Task brief —
Every line below that contains "title" is to be copied.

Information —
%%

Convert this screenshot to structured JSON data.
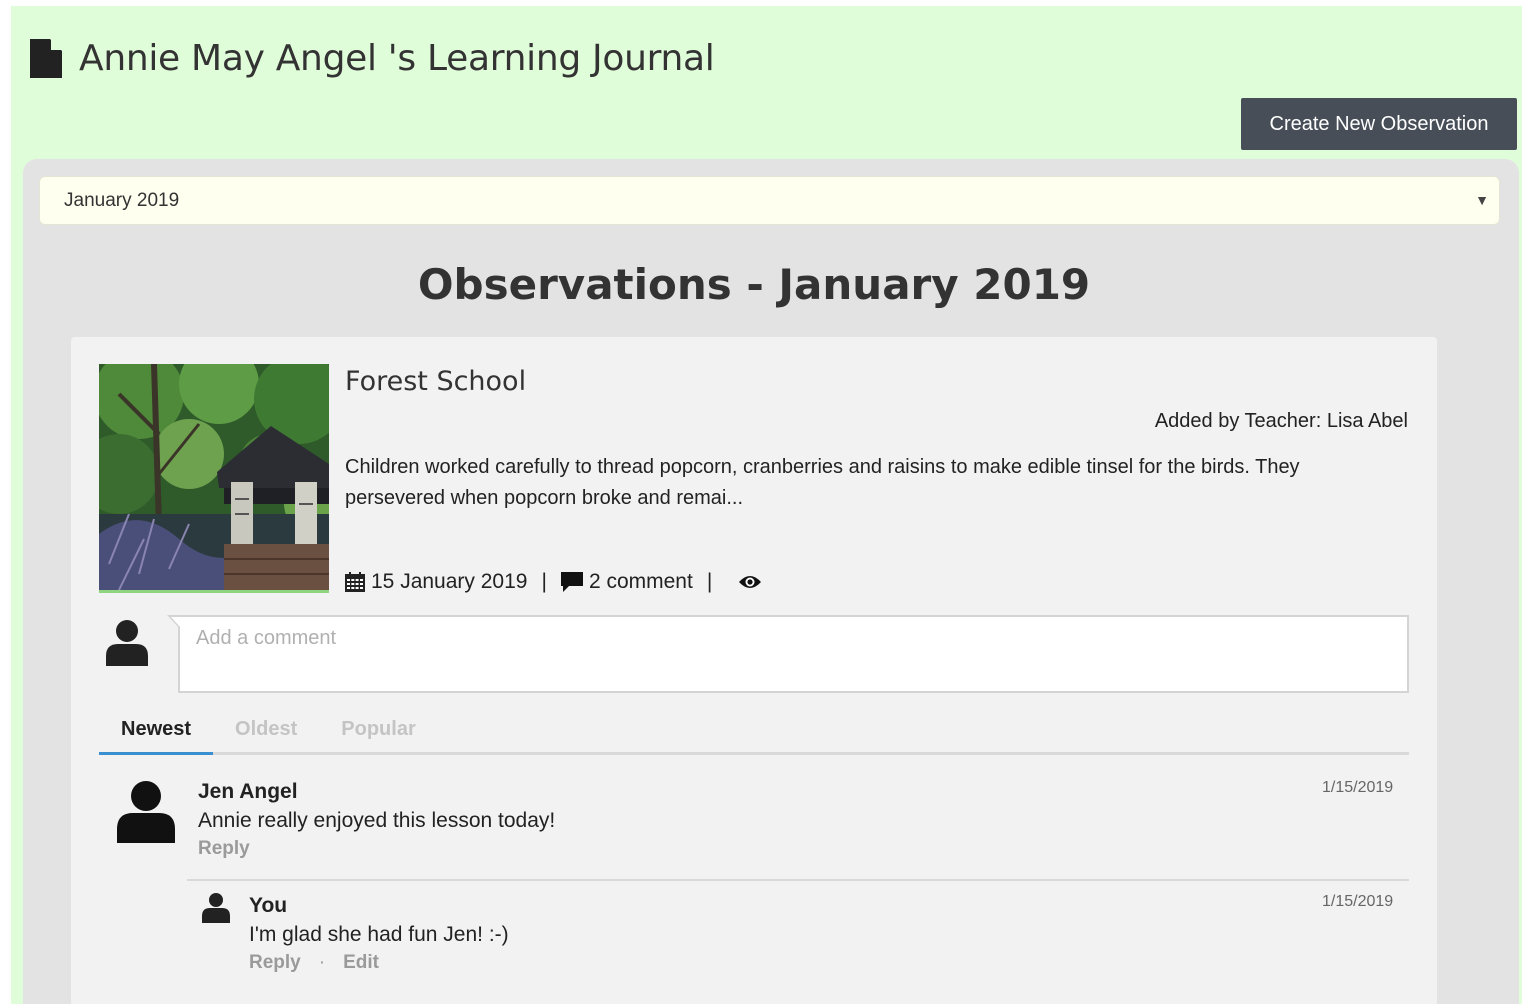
{
  "header": {
    "title": "Annie May Angel 's Learning Journal",
    "icon": "document-icon",
    "create_button": "Create New Observation"
  },
  "filter": {
    "selected_month": "January 2019"
  },
  "observations_heading": "Observations - January 2019",
  "observation": {
    "title": "Forest School",
    "added_by": "Added by Teacher: Lisa Abel",
    "description": "Children worked carefully to thread popcorn, cranberries and raisins to make edible tinsel for the birds. They persevered when popcorn broke and remai...",
    "date": "15 January 2019",
    "comment_count": "2 comment",
    "separator": "|"
  },
  "comment_form": {
    "placeholder": "Add a comment"
  },
  "sort_tabs": [
    "Newest",
    "Oldest",
    "Popular"
  ],
  "comments": [
    {
      "author": "Jen Angel",
      "text": "Annie really enjoyed this lesson today!",
      "date": "1/15/2019",
      "reply_label": "Reply"
    },
    {
      "author": "You",
      "text": "I'm glad she had fun Jen! :-)",
      "date": "1/15/2019",
      "reply_label": "Reply",
      "action_separator": "·",
      "edit_label": "Edit"
    }
  ],
  "colors": {
    "page_background": "#e0fdd9",
    "button_background": "#474e58",
    "active_tab_underline": "#3a8fd0",
    "thumbnail_underline": "#8fd47f"
  }
}
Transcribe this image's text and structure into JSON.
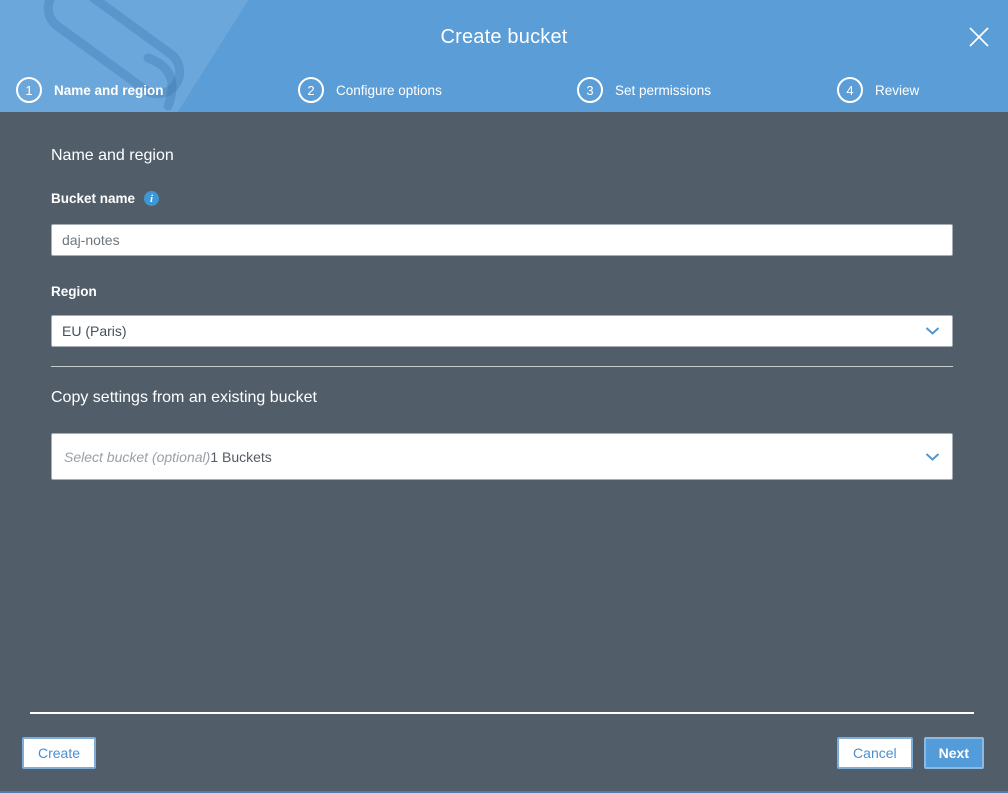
{
  "dialog": {
    "title": "Create bucket",
    "close_icon": "close-x"
  },
  "steps": [
    {
      "number": "1",
      "label": "Name and region",
      "state": "active"
    },
    {
      "number": "2",
      "label": "Configure options",
      "state": "upcoming"
    },
    {
      "number": "3",
      "label": "Set permissions",
      "state": "upcoming"
    },
    {
      "number": "4",
      "label": "Review",
      "state": "upcoming"
    }
  ],
  "form": {
    "section_heading": "Name and region",
    "bucket_name": {
      "label": "Bucket name",
      "value": "daj-notes",
      "info_icon_glyph": "i"
    },
    "region": {
      "label": "Region",
      "selected": "EU (Paris)"
    },
    "copy_settings": {
      "heading": "Copy settings from an existing bucket",
      "placeholder": "Select bucket (optional)",
      "buckets_count_text": "1 Buckets"
    }
  },
  "footer": {
    "create_label": "Create",
    "cancel_label": "Cancel",
    "next_label": "Next"
  },
  "colors": {
    "header_blue": "#5b9dd6",
    "body_slate": "#515e69",
    "primary_button_blue": "#539bd9",
    "button_text_blue": "#4a8fce",
    "info_icon_blue": "#3d96d5",
    "chevron_blue": "#5596cf",
    "input_border_gray": "#a5aeb5",
    "white": "#ffffff"
  }
}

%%

Answer section —
    "title": "Annie May Angel 's Learning Journal",
    "title": "Forest School",
    "title": "Create bucket",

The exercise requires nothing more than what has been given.